■ RECORDS FOR THE EXERCISE

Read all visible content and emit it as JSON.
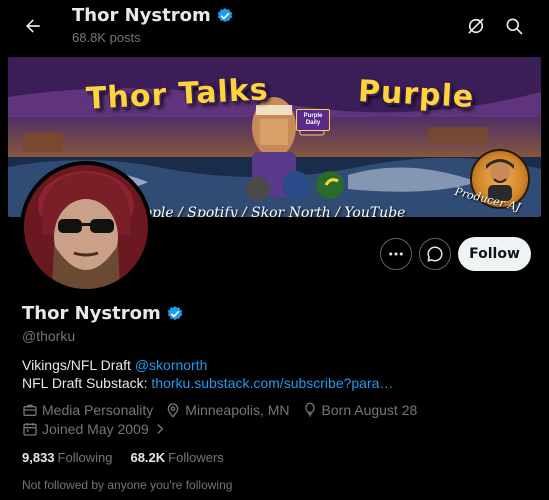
{
  "header": {
    "name": "Thor Nystrom",
    "posts": "68.8K posts"
  },
  "banner": {
    "title_left": "Thor Talks",
    "title_right": "Purple",
    "tagline": "pple / Spotify / Skor North / YouTube",
    "badge_text": "Purple Daily",
    "producer_label": "Producer AJ"
  },
  "actions": {
    "follow_label": "Follow"
  },
  "profile": {
    "name": "Thor Nystrom",
    "handle": "@thorku",
    "bio_line1_text": "Vikings/NFL Draft ",
    "bio_line1_mention": "@skornorth",
    "bio_line2_text": "NFL Draft Substack: ",
    "bio_line2_link": "thorku.substack.com/subscribe?para…",
    "category": "Media Personality",
    "location": "Minneapolis, MN",
    "birthday": "Born August 28",
    "joined": "Joined May 2009",
    "following_count": "9,833",
    "following_label": "Following",
    "followers_count": "68.2K",
    "followers_label": "Followers",
    "followed_note": "Not followed by anyone you're following"
  },
  "colors": {
    "background": "#000000",
    "text": "#e7e9ea",
    "muted": "#71767b",
    "link": "#1d9bf0",
    "verified": "#1d9bf0",
    "follow_button_bg": "#eff3f4"
  }
}
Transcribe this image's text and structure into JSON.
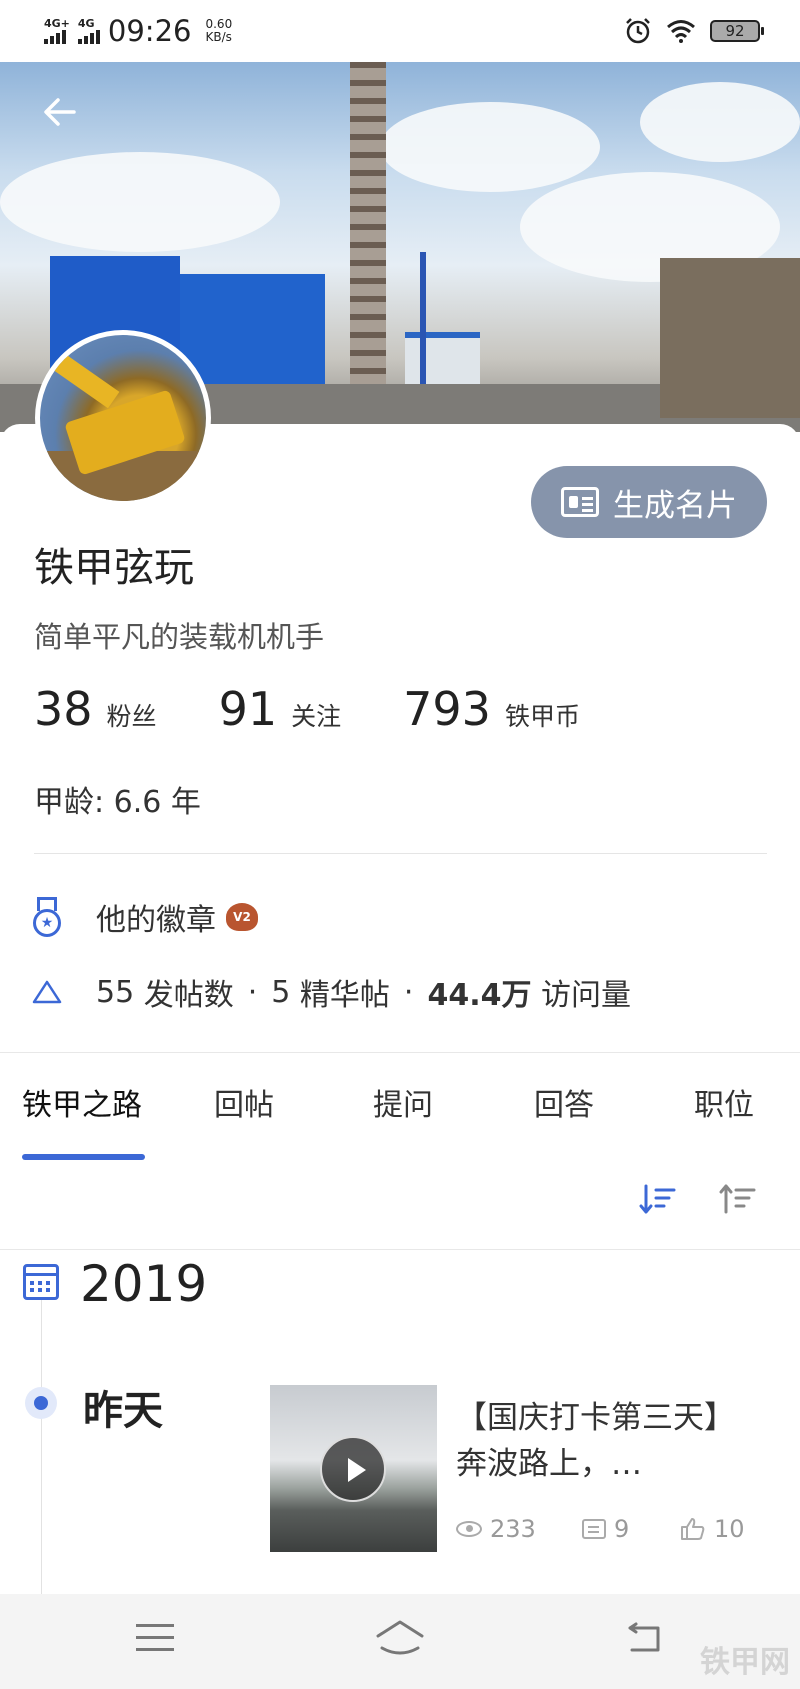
{
  "status_bar": {
    "network_1": "4G+",
    "network_2": "4G",
    "time": "09:26",
    "speed_value": "0.60",
    "speed_unit": "KB/s",
    "battery": "92",
    "icons": [
      "alarm-icon",
      "wifi-icon",
      "battery-icon"
    ]
  },
  "header": {
    "back_icon": "arrow-left-icon"
  },
  "profile": {
    "username": "铁甲弦玩",
    "bio": "简单平凡的装载机机手",
    "card_button_label": "生成名片",
    "stats": [
      {
        "value": "38",
        "label": "粉丝"
      },
      {
        "value": "91",
        "label": "关注"
      },
      {
        "value": "793",
        "label": "铁甲币"
      }
    ],
    "age_text": "甲龄: 6.6 年"
  },
  "badges": {
    "label": "他的徽章",
    "badge_text": "V2"
  },
  "post_stats": {
    "posts_count": "55",
    "posts_label": "发帖数",
    "essence_count": "5",
    "essence_label": "精华帖",
    "visits_count": "44.4万",
    "visits_label": "访问量",
    "separator": "·"
  },
  "tabs": [
    {
      "label": "铁甲之路",
      "active": true
    },
    {
      "label": "回帖",
      "active": false
    },
    {
      "label": "提问",
      "active": false
    },
    {
      "label": "回答",
      "active": false
    },
    {
      "label": "职位",
      "active": false
    }
  ],
  "timeline": {
    "year": "2019",
    "entries": [
      {
        "day": "昨天",
        "title": "【国庆打卡第三天】奔波路上，…",
        "views": "233",
        "comments": "9",
        "likes": "10"
      }
    ]
  },
  "colors": {
    "accent": "#3c68d6",
    "card_button": "#8694ab",
    "muted_text": "#999999"
  },
  "navbar": {
    "watermark": "铁甲网"
  }
}
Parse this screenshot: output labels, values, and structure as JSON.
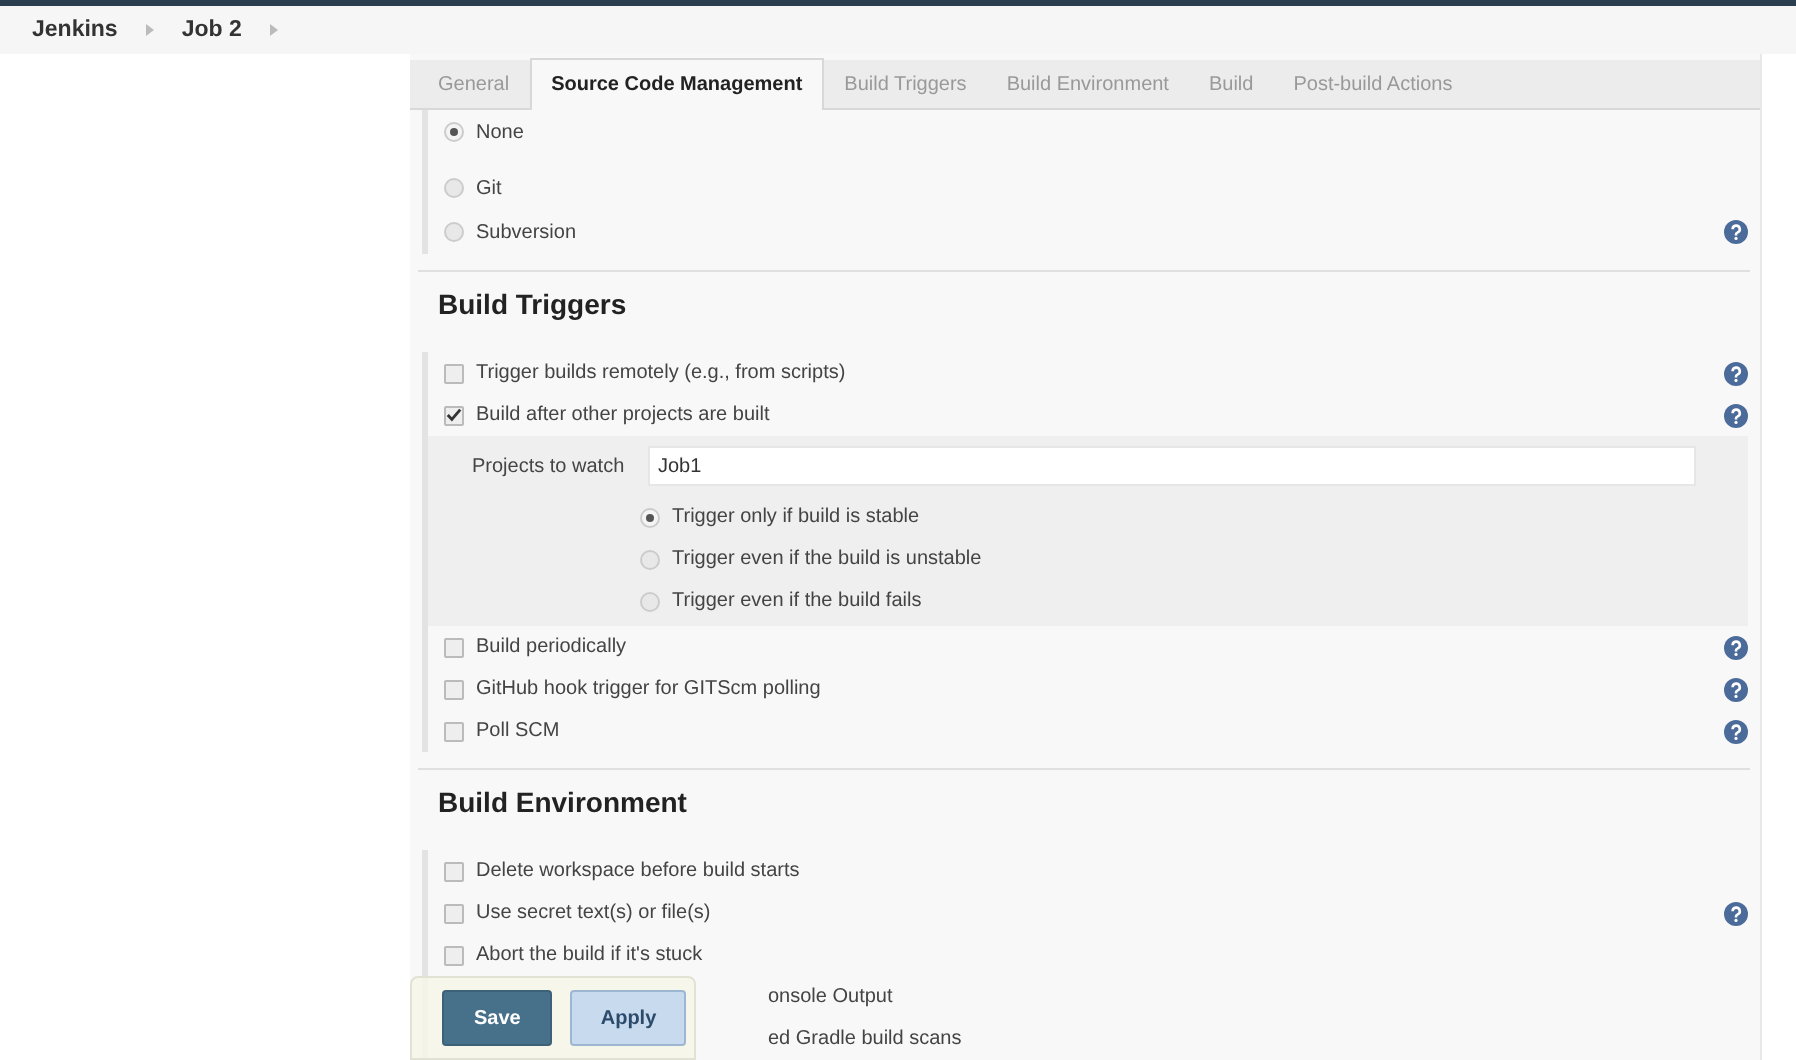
{
  "breadcrumbs": [
    {
      "label": "Jenkins"
    },
    {
      "label": "Job 2"
    }
  ],
  "tabs": [
    {
      "label": "General",
      "selected": false
    },
    {
      "label": "Source Code Management",
      "selected": true
    },
    {
      "label": "Build Triggers",
      "selected": false
    },
    {
      "label": "Build Environment",
      "selected": false
    },
    {
      "label": "Build",
      "selected": false
    },
    {
      "label": "Post-build Actions",
      "selected": false
    }
  ],
  "scm": {
    "options": [
      {
        "label": "None",
        "selected": true,
        "help": false
      },
      {
        "label": "Git",
        "selected": false,
        "help": false
      },
      {
        "label": "Subversion",
        "selected": false,
        "help": true
      }
    ]
  },
  "build_triggers": {
    "title": "Build Triggers",
    "items": [
      {
        "label": "Trigger builds remotely (e.g., from scripts)",
        "checked": false,
        "help": true
      },
      {
        "label": "Build after other projects are built",
        "checked": true,
        "help": true,
        "details": {
          "field_label": "Projects to watch",
          "field_value": "Job1",
          "options": [
            {
              "label": "Trigger only if build is stable",
              "selected": true
            },
            {
              "label": "Trigger even if the build is unstable",
              "selected": false
            },
            {
              "label": "Trigger even if the build fails",
              "selected": false
            }
          ]
        }
      },
      {
        "label": "Build periodically",
        "checked": false,
        "help": true
      },
      {
        "label": "GitHub hook trigger for GITScm polling",
        "checked": false,
        "help": true
      },
      {
        "label": "Poll SCM",
        "checked": false,
        "help": true
      }
    ]
  },
  "build_environment": {
    "title": "Build Environment",
    "items": [
      {
        "kind": "checkbox",
        "label": "Delete workspace before build starts",
        "checked": false,
        "help": false
      },
      {
        "kind": "checkbox",
        "label": "Use secret text(s) or file(s)",
        "checked": false,
        "help": true
      },
      {
        "kind": "checkbox",
        "label": "Abort the build if it's stuck",
        "checked": false,
        "help": false
      },
      {
        "kind": "partial",
        "label": "onsole Output"
      },
      {
        "kind": "partial",
        "label": "ed Gradle build scans"
      }
    ]
  },
  "actions": [
    {
      "label": "Save",
      "kind": "primary"
    },
    {
      "label": "Apply",
      "kind": "secondary"
    }
  ]
}
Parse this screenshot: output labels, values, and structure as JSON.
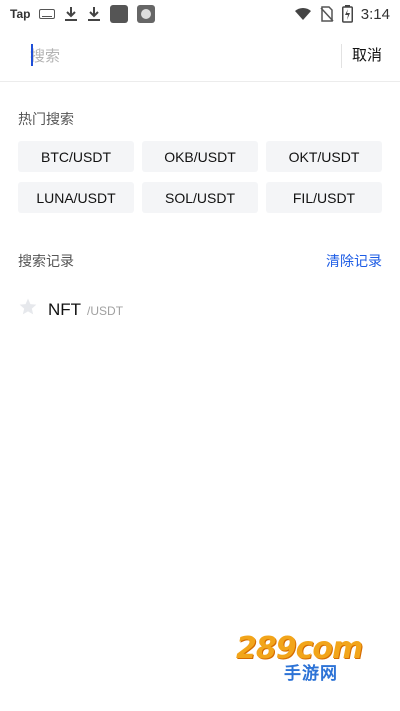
{
  "status_bar": {
    "left_text": "Tap",
    "time": "3:14",
    "icons": [
      "keyboard-icon",
      "download-icon",
      "download-icon",
      "app-icon",
      "app-icon",
      "wifi-icon",
      "no-sim-icon",
      "battery-charging-icon"
    ]
  },
  "search": {
    "placeholder": "搜索",
    "cancel_label": "取消"
  },
  "hot_search": {
    "title": "热门搜索",
    "items": [
      "BTC/USDT",
      "OKB/USDT",
      "OKT/USDT",
      "LUNA/USDT",
      "SOL/USDT",
      "FIL/USDT"
    ]
  },
  "history": {
    "title": "搜索记录",
    "clear_label": "清除记录",
    "items": [
      {
        "base": "NFT",
        "quote": "/USDT",
        "icon": "star-icon"
      }
    ]
  },
  "watermark": {
    "main": "289com",
    "sub": "手游网"
  },
  "colors": {
    "accent": "#1d5ce5",
    "chip_bg": "#f4f5f7",
    "placeholder": "#b3b3b3"
  }
}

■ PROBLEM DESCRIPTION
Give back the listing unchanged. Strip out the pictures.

■ PROBLEM SOLUTION
Read all visible content and emit it as JSON.
{
  "header": {
    "name": "Thor Nystrom",
    "posts": "68.8K posts"
  },
  "banner": {
    "title_left": "Thor Talks",
    "title_right": "Purple",
    "tagline": "pple / Spotify / Skor North / YouTube",
    "badge_text": "Purple Daily",
    "producer_label": "Producer AJ"
  },
  "actions": {
    "follow_label": "Follow"
  },
  "profile": {
    "name": "Thor Nystrom",
    "handle": "@thorku",
    "bio_line1_text": "Vikings/NFL Draft ",
    "bio_line1_mention": "@skornorth",
    "bio_line2_text": "NFL Draft Substack: ",
    "bio_line2_link": "thorku.substack.com/subscribe?para…",
    "category": "Media Personality",
    "location": "Minneapolis, MN",
    "birthday": "Born August 28",
    "joined": "Joined May 2009",
    "following_count": "9,833",
    "following_label": "Following",
    "followers_count": "68.2K",
    "followers_label": "Followers",
    "followed_note": "Not followed by anyone you're following"
  },
  "colors": {
    "background": "#000000",
    "text": "#e7e9ea",
    "muted": "#71767b",
    "link": "#1d9bf0",
    "verified": "#1d9bf0",
    "follow_button_bg": "#eff3f4"
  }
}
Transcribe this image's text and structure into JSON.
{
  "status_bar": {
    "network_1": "4G+",
    "network_2": "4G",
    "time": "09:26",
    "speed_value": "0.60",
    "speed_unit": "KB/s",
    "battery": "92",
    "icons": [
      "alarm-icon",
      "wifi-icon",
      "battery-icon"
    ]
  },
  "header": {
    "back_icon": "arrow-left-icon"
  },
  "profile": {
    "username": "铁甲弦玩",
    "bio": "简单平凡的装载机机手",
    "card_button_label": "生成名片",
    "stats": [
      {
        "value": "38",
        "label": "粉丝"
      },
      {
        "value": "91",
        "label": "关注"
      },
      {
        "value": "793",
        "label": "铁甲币"
      }
    ],
    "age_text": "甲龄: 6.6 年"
  },
  "badges": {
    "label": "他的徽章",
    "badge_text": "V2"
  },
  "post_stats": {
    "posts_count": "55",
    "posts_label": "发帖数",
    "essence_count": "5",
    "essence_label": "精华帖",
    "visits_count": "44.4万",
    "visits_label": "访问量",
    "separator": "·"
  },
  "tabs": [
    {
      "label": "铁甲之路",
      "active": true
    },
    {
      "label": "回帖",
      "active": false
    },
    {
      "label": "提问",
      "active": false
    },
    {
      "label": "回答",
      "active": false
    },
    {
      "label": "职位",
      "active": false
    }
  ],
  "timeline": {
    "year": "2019",
    "entries": [
      {
        "day": "昨天",
        "title": "【国庆打卡第三天】奔波路上，…",
        "views": "233",
        "comments": "9",
        "likes": "10"
      }
    ]
  },
  "colors": {
    "accent": "#3c68d6",
    "card_button": "#8694ab",
    "muted_text": "#999999"
  },
  "navbar": {
    "watermark": "铁甲网"
  }
}
Parse this screenshot: output labels, values, and structure as JSON.
{
  "breadcrumbs": [
    {
      "label": "Jenkins"
    },
    {
      "label": "Job 2"
    }
  ],
  "tabs": [
    {
      "label": "General",
      "selected": false
    },
    {
      "label": "Source Code Management",
      "selected": true
    },
    {
      "label": "Build Triggers",
      "selected": false
    },
    {
      "label": "Build Environment",
      "selected": false
    },
    {
      "label": "Build",
      "selected": false
    },
    {
      "label": "Post-build Actions",
      "selected": false
    }
  ],
  "scm": {
    "options": [
      {
        "label": "None",
        "selected": true,
        "help": false
      },
      {
        "label": "Git",
        "selected": false,
        "help": false
      },
      {
        "label": "Subversion",
        "selected": false,
        "help": true
      }
    ]
  },
  "build_triggers": {
    "title": "Build Triggers",
    "items": [
      {
        "label": "Trigger builds remotely (e.g., from scripts)",
        "checked": false,
        "help": true
      },
      {
        "label": "Build after other projects are built",
        "checked": true,
        "help": true,
        "details": {
          "field_label": "Projects to watch",
          "field_value": "Job1",
          "options": [
            {
              "label": "Trigger only if build is stable",
              "selected": true
            },
            {
              "label": "Trigger even if the build is unstable",
              "selected": false
            },
            {
              "label": "Trigger even if the build fails",
              "selected": false
            }
          ]
        }
      },
      {
        "label": "Build periodically",
        "checked": false,
        "help": true
      },
      {
        "label": "GitHub hook trigger for GITScm polling",
        "checked": false,
        "help": true
      },
      {
        "label": "Poll SCM",
        "checked": false,
        "help": true
      }
    ]
  },
  "build_environment": {
    "title": "Build Environment",
    "items": [
      {
        "kind": "checkbox",
        "label": "Delete workspace before build starts",
        "checked": false,
        "help": false
      },
      {
        "kind": "checkbox",
        "label": "Use secret text(s) or file(s)",
        "checked": false,
        "help": true
      },
      {
        "kind": "checkbox",
        "label": "Abort the build if it's stuck",
        "checked": false,
        "help": false
      },
      {
        "kind": "partial",
        "label": "onsole Output"
      },
      {
        "kind": "partial",
        "label": "ed Gradle build scans"
      }
    ]
  },
  "actions": [
    {
      "label": "Save",
      "kind": "primary"
    },
    {
      "label": "Apply",
      "kind": "secondary"
    }
  ]
}
Parse this screenshot: output labels, values, and structure as JSON.
{
  "status_bar": {
    "left_text": "Tap",
    "time": "3:14",
    "icons": [
      "keyboard-icon",
      "download-icon",
      "download-icon",
      "app-icon",
      "app-icon",
      "wifi-icon",
      "no-sim-icon",
      "battery-charging-icon"
    ]
  },
  "search": {
    "placeholder": "搜索",
    "cancel_label": "取消"
  },
  "hot_search": {
    "title": "热门搜索",
    "items": [
      "BTC/USDT",
      "OKB/USDT",
      "OKT/USDT",
      "LUNA/USDT",
      "SOL/USDT",
      "FIL/USDT"
    ]
  },
  "history": {
    "title": "搜索记录",
    "clear_label": "清除记录",
    "items": [
      {
        "base": "NFT",
        "quote": "/USDT",
        "icon": "star-icon"
      }
    ]
  },
  "watermark": {
    "main": "289com",
    "sub": "手游网"
  },
  "colors": {
    "accent": "#1d5ce5",
    "chip_bg": "#f4f5f7",
    "placeholder": "#b3b3b3"
  }
}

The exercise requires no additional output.